At noon local time on January 20, U.S. President-elect and Democrat Joe Biden was officially sworn in as the 46th President of the United States in the capital city of Washington.
Across the Atlantic, European leaders have expressed their congratulations on the inauguration of the new U.S. administration and look forward to cooperating with the new U.S. administration.
However, no matter how urgent the desire of both sides to repair the scarred relationship of the past four years, it is by no means easy to reunite the mirror.
According to the Associated Press, European Council President Michel said the same day: “Europe must take its fate firmly into its own hands, Europe does not need to wait for the permission of others, to make their own important decisions”.

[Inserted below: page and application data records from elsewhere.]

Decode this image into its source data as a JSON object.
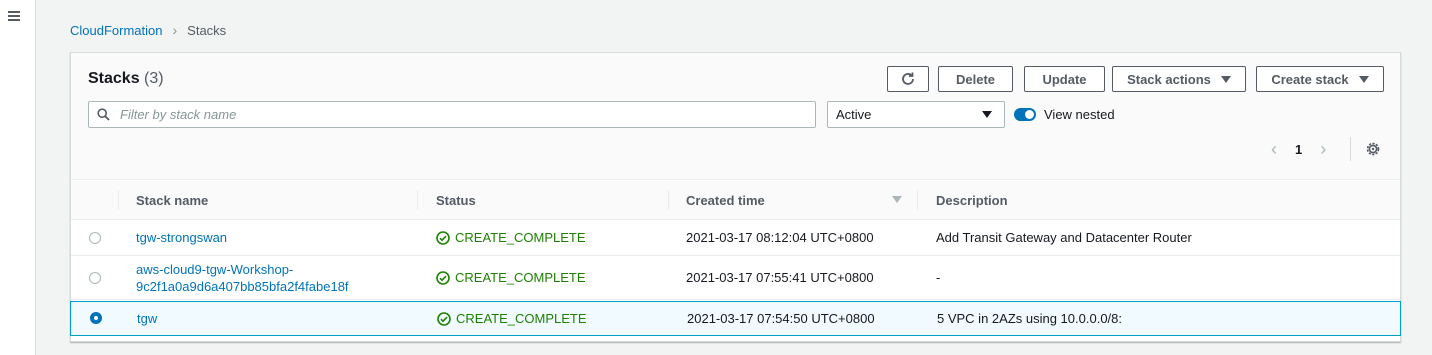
{
  "breadcrumb": {
    "root": "CloudFormation",
    "current": "Stacks"
  },
  "panel": {
    "title": "Stacks",
    "count": "(3)"
  },
  "toolbar": {
    "delete_label": "Delete",
    "update_label": "Update",
    "stack_actions_label": "Stack actions",
    "create_stack_label": "Create stack"
  },
  "filter": {
    "placeholder": "Filter by stack name",
    "value": ""
  },
  "status_filter": {
    "selected": "Active"
  },
  "view_nested": {
    "label": "View nested",
    "enabled": true
  },
  "pagination": {
    "current_page": "1"
  },
  "columns": [
    "Stack name",
    "Status",
    "Created time",
    "Description"
  ],
  "rows": [
    {
      "name_line1": "tgw-strongswan",
      "name_line2": "",
      "status": "CREATE_COMPLETE",
      "created": "2021-03-17 08:12:04 UTC+0800",
      "description": "Add Transit Gateway and Datacenter Router",
      "selected": false
    },
    {
      "name_line1": "aws-cloud9-tgw-Workshop-",
      "name_line2": "9c2f1a0a9d6a407bb85bfa2f4fabe18f",
      "status": "CREATE_COMPLETE",
      "created": "2021-03-17 07:55:41 UTC+0800",
      "description": "-",
      "selected": false
    },
    {
      "name_line1": "tgw",
      "name_line2": "",
      "status": "CREATE_COMPLETE",
      "created": "2021-03-17 07:54:50 UTC+0800",
      "description": "5 VPC in 2AZs using 10.0.0.0/8:",
      "selected": true
    }
  ],
  "colors": {
    "link": "#0073bb",
    "success": "#1d8102",
    "selected_border": "#00a1c9"
  }
}
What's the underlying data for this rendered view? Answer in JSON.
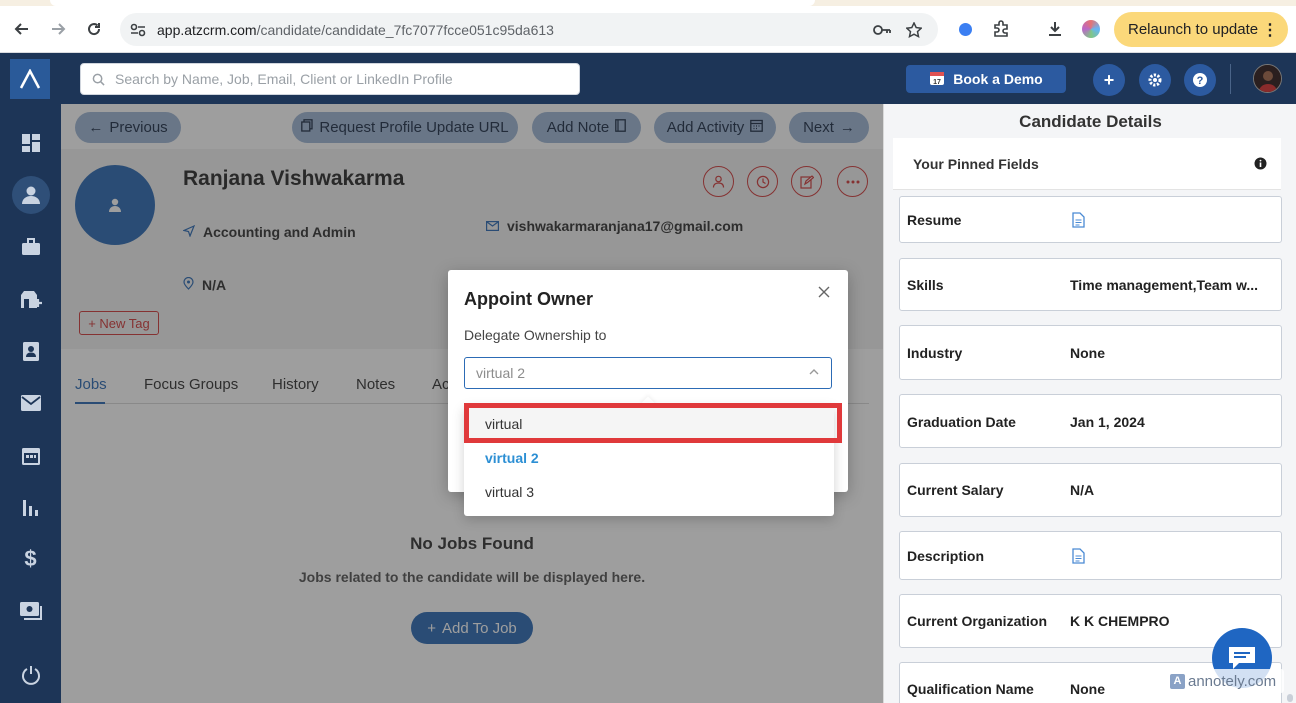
{
  "browser": {
    "url_host": "app.atzcrm.com",
    "url_path": "/candidate/candidate_7fc7077fcce051c95da613",
    "relaunch_label": "Relaunch to update"
  },
  "appbar": {
    "search_placeholder": "Search by Name, Job, Email, Client or LinkedIn Profile",
    "book_demo_label": "Book a Demo"
  },
  "sidebar": {
    "items": [
      "dashboard-icon",
      "candidates-icon",
      "jobs-icon",
      "clients-icon",
      "contacts-icon",
      "mail-icon",
      "calendar-icon",
      "reports-icon",
      "billing-icon",
      "payments-icon"
    ]
  },
  "toolbar": {
    "previous_label": "Previous",
    "request_update_label": "Request Profile Update URL",
    "add_note_label": "Add Note",
    "add_activity_label": "Add Activity",
    "next_label": "Next"
  },
  "candidate": {
    "name": "Ranjana Vishwakarma",
    "industry": "Accounting and Admin",
    "email": "vishwakarmaranjana17@gmail.com",
    "location": "N/A",
    "new_tag_label": "+ New Tag"
  },
  "tabs": {
    "items": [
      "Jobs",
      "Focus Groups",
      "History",
      "Notes",
      "Ac"
    ],
    "active": "Jobs"
  },
  "empty_state": {
    "title": "No Jobs Found",
    "subtitle": "Jobs related to the candidate will be displayed here.",
    "add_to_job_label": "Add To Job"
  },
  "right_panel": {
    "title": "Candidate Details",
    "pinned_label": "Your Pinned Fields",
    "fields": [
      {
        "key": "Resume",
        "value": ""
      },
      {
        "key": "Skills",
        "value": "Time management,Team w..."
      },
      {
        "key": "Industry",
        "value": "None"
      },
      {
        "key": "Graduation Date",
        "value": "Jan 1, 2024"
      },
      {
        "key": "Current Salary",
        "value": "N/A"
      },
      {
        "key": "Description",
        "value": ""
      },
      {
        "key": "Current Organization",
        "value": "K K CHEMPRO"
      },
      {
        "key": "Qualification Name",
        "value": "None"
      }
    ]
  },
  "modal": {
    "title": "Appoint Owner",
    "label": "Delegate Ownership to",
    "selected_value": "virtual 2",
    "options": [
      "virtual",
      "virtual 2",
      "virtual 3"
    ]
  },
  "watermark": {
    "text": "annotely.com"
  },
  "colors": {
    "navy": "#1d3557",
    "accent": "#2c6bb5",
    "highlight": "#e0393b",
    "relaunch": "#fbd87a"
  }
}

The serious damage caused to transatlantic relations by the extreme unilateralist foreign policy of the United States in the past four years is undoubtedly the direct cause of Europe’s search for more autonomy and independence.
Even though Biden signed an executive order on his first day in office announcing that the U.S. would return to the WHO and the Paris Agreement, dramatically reversing many of the Trump administration’s policies, it has to make Europe worry: will the highly torn U.S. see another major policy reversal after four years?

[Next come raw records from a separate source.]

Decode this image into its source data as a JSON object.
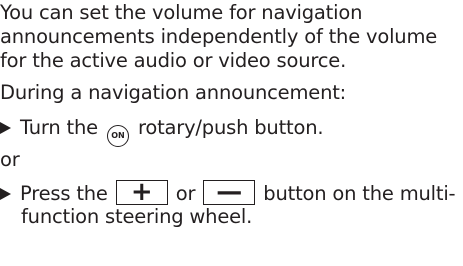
{
  "paragraph": {
    "line1": "You can set the volume for navigation",
    "line2": "announcements independently of the volume",
    "line3": "for the active audio or video source."
  },
  "intro": "During a navigation announcement:",
  "step1": {
    "before": "Turn the",
    "icon_label": "ON",
    "after": "rotary/push button."
  },
  "or_text": "or",
  "step2": {
    "before": "Press the",
    "plus_key": "+",
    "middle": "or",
    "minus_key": "—",
    "after": "button on the multi-",
    "continuation": "function steering wheel."
  },
  "icons": {
    "bullet": "arrow-bullet-icon",
    "on_button": "on-rotary-button-icon"
  }
}
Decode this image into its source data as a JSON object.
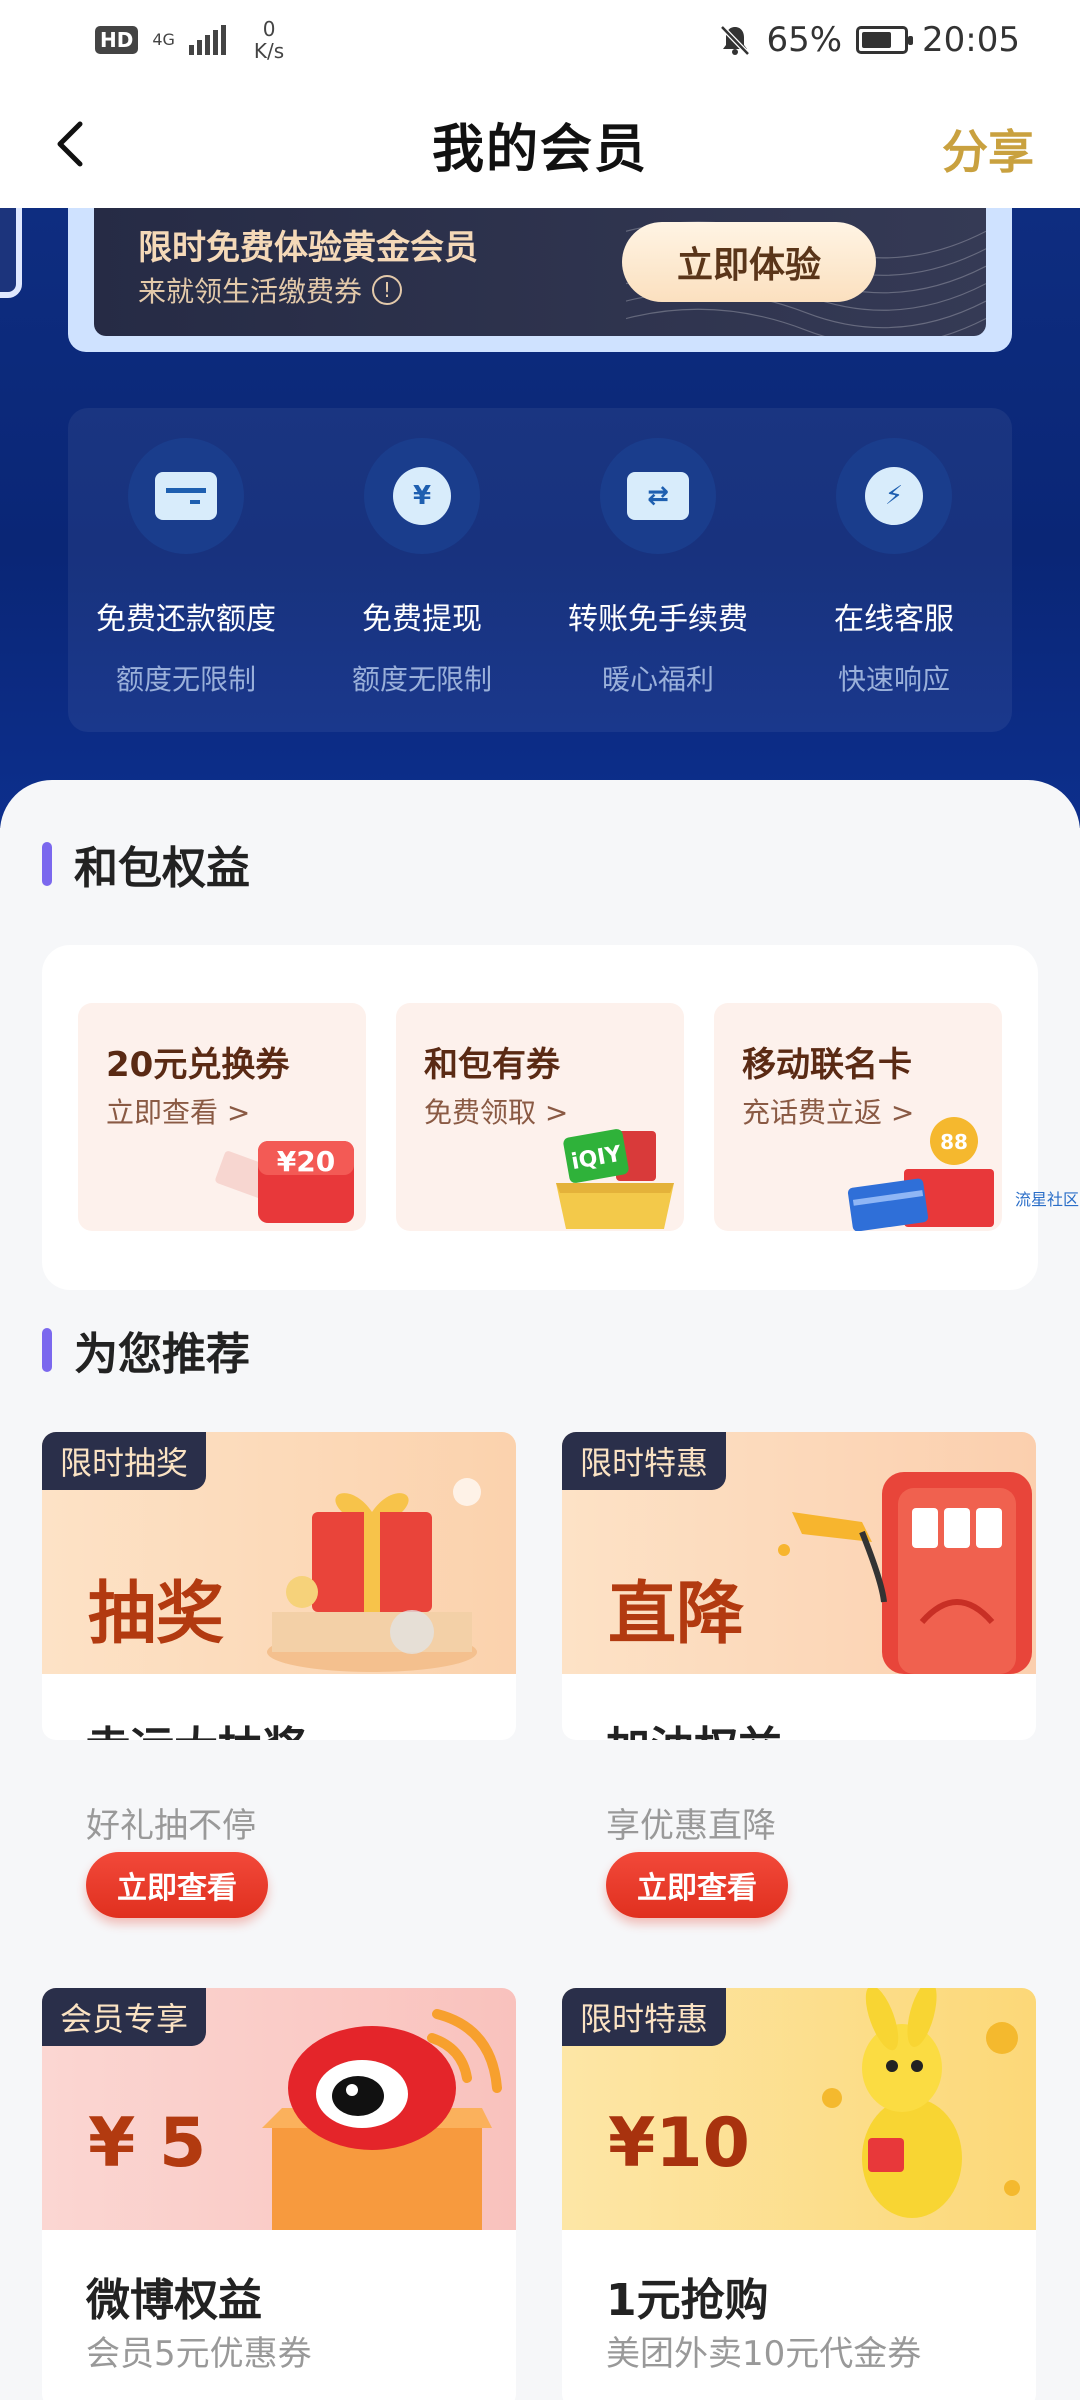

Although it is not uncommon in U.S. politics for new administrations to adjust, correct, or even reverse the policies of their predecessors, such “pie-flipping” policy reversals and the White House’s increasing tendency to rely on executive orders rather than legislative procedures to promote policy implementation make the U.S. government’s policy making and implementation highly unstable.
This makes Europe doubtful about the predictability and stability of transatlantic cooperation.

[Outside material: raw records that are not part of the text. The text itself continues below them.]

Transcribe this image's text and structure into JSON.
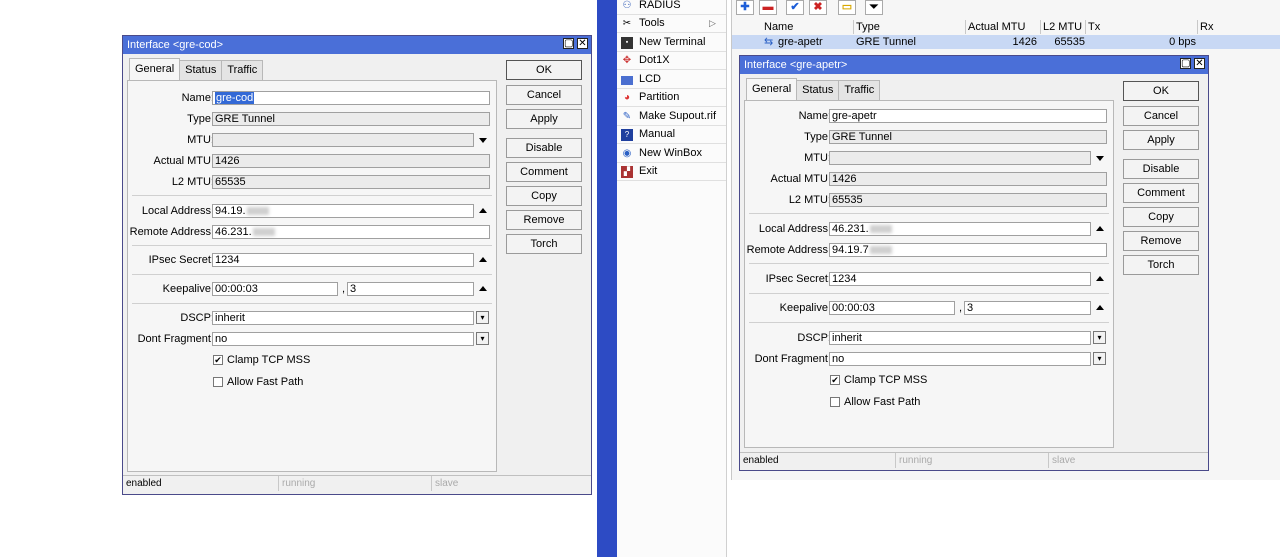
{
  "dialog1": {
    "title": "Interface <gre-cod>",
    "tabs": [
      "General",
      "Status",
      "Traffic"
    ],
    "labels": {
      "name": "Name:",
      "type": "Type:",
      "mtu": "MTU:",
      "actual_mtu": "Actual MTU:",
      "l2_mtu": "L2 MTU:",
      "local": "Local Address:",
      "remote": "Remote Address:",
      "ipsec": "IPsec Secret:",
      "keepalive": "Keepalive:",
      "dscp": "DSCP:",
      "dontfrag": "Dont Fragment:"
    },
    "values": {
      "name": "gre-cod",
      "type": "GRE Tunnel",
      "mtu": "",
      "actual_mtu": "1426",
      "l2_mtu": "65535",
      "local": "94.19.",
      "remote": "46.231.",
      "ipsec": "1234",
      "keepalive": "00:00:03",
      "keepalive2": "3",
      "dscp": "inherit",
      "dontfrag": "no"
    },
    "checkboxes": {
      "clamp": "Clamp TCP MSS",
      "fastpath": "Allow Fast Path"
    },
    "status": [
      "enabled",
      "running",
      "slave"
    ]
  },
  "dialog2": {
    "title": "Interface <gre-apetr>",
    "tabs": [
      "General",
      "Status",
      "Traffic"
    ],
    "values": {
      "name": "gre-apetr",
      "type": "GRE Tunnel",
      "mtu": "",
      "actual_mtu": "1426",
      "l2_mtu": "65535",
      "local": "46.231.",
      "remote": "94.19.7",
      "ipsec": "1234",
      "keepalive": "00:00:03",
      "keepalive2": "3",
      "dscp": "inherit",
      "dontfrag": "no"
    },
    "status": [
      "enabled",
      "running",
      "slave"
    ]
  },
  "buttons": [
    "OK",
    "Cancel",
    "Apply",
    "Disable",
    "Comment",
    "Copy",
    "Remove",
    "Torch"
  ],
  "separators": {
    "comma": ","
  },
  "menu": {
    "items": [
      {
        "label": "RADIUS",
        "icon": "radius-icon"
      },
      {
        "label": "Tools",
        "icon": "tools-icon"
      },
      {
        "label": "New Terminal",
        "icon": "terminal-icon"
      },
      {
        "label": "Dot1X",
        "icon": "dot1x-icon"
      },
      {
        "label": "LCD",
        "icon": "lcd-icon"
      },
      {
        "label": "Partition",
        "icon": "partition-icon"
      },
      {
        "label": "Make Supout.rif",
        "icon": "supout-icon"
      },
      {
        "label": "Manual",
        "icon": "manual-icon"
      },
      {
        "label": "New WinBox",
        "icon": "winbox-icon"
      },
      {
        "label": "Exit",
        "icon": "exit-icon"
      }
    ],
    "tools_arrow": "▷"
  },
  "list": {
    "headers": [
      "Name",
      "Type",
      "Actual MTU",
      "L2 MTU",
      "Tx",
      "Rx"
    ],
    "row": {
      "name": "gre-apetr",
      "type": "GRE Tunnel",
      "actual_mtu": "1426",
      "l2_mtu": "65535",
      "tx": "0 bps",
      "rx": ""
    }
  },
  "colors": {
    "titlebar": "#4a6fd8",
    "sidebar": "#2d4bc4",
    "selection": "#3369d6"
  }
}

According to the British newspaper “The Guardian” 19 reported that the European Council on Foreign Relations (ECFR) poll of 15,000 people in 11 European countries at the end of 2020 showed that Europe’s view of the United States has undergone a major shift.
According to the report, most respondents, while welcoming Biden’s election to the presidency, believe that after four years of Trump’s administration, Biden will not be able to stop the decline of the U.S. on the world stage. 61 percent of respondents believe that the U.S. political system is “broken,” while only 27 percent believe that the U.S. political system is “working well.
is working well”. The report also said that Europe’s changing perception of the United States has led to more Europeans being reluctant to support the United States in international disputes.
Of course, the structural tensions between the U.S. and Europe are the deepest reason for Europe’s increased strategic autonomy.
In fact, since the 1960s, there has been constant friction between the U.S. and Europe in the economic, trade and financial fields: during the Cold War, from the “chicken war” in 1962 to the “banana war” that lasted for more than 30 years, there have been several trade wars between the U.S. and Europe The U.S. accused Europe of providing illegal “subsidies” to Airbus, while Europe accused the U.S. government of providing huge “subsidies” to Boeing, and this trade dispute has continued since 2004, with no sign of resolution.
The 2018 U.S.-European Free Trade Agreement (FTA) was finally reduced to a paper statement, which is a big reason why the U.S. and France do not concede to each other on the issue of agriculture; the U.S. has abused its long-arm jurisdiction and financial hegemony in the past four years, which has made Europe the biggest victim.
At the same time, the differences between the U.S. and Europe in international economic rules are also increasingly clear to the surface. In order to prevent European countries from mastering the right to speak and take the initiative in formulating global rules in the field of digital economy, the U.S. has not hesitated to launch a “301 investigation” against France and other countries, extending the trade dispute between the two sides from the real economy to the digital economy.
The dispute extends from the real economy to the digital field. It can be said that economic interests have become a hurdle that the U.S. and the EU can’t get around, and it also makes Europe realize more clearly the importance of mastering its own policy-making power.
It can be said that after the Trump era, Europe has given up its blind enthusiasm and following of the United States, and Europe’s welcome to the Biden administration is now more based on political traditions and ideological factors.
However, common values can hardly bridge the contradictions between European and American interests, and Europe will not be willingly reduced to a “tool” for the U.S. to maintain hegemony, so Europe may act alone more often in the future, and the game between Europe and the U.S. will be further intensified.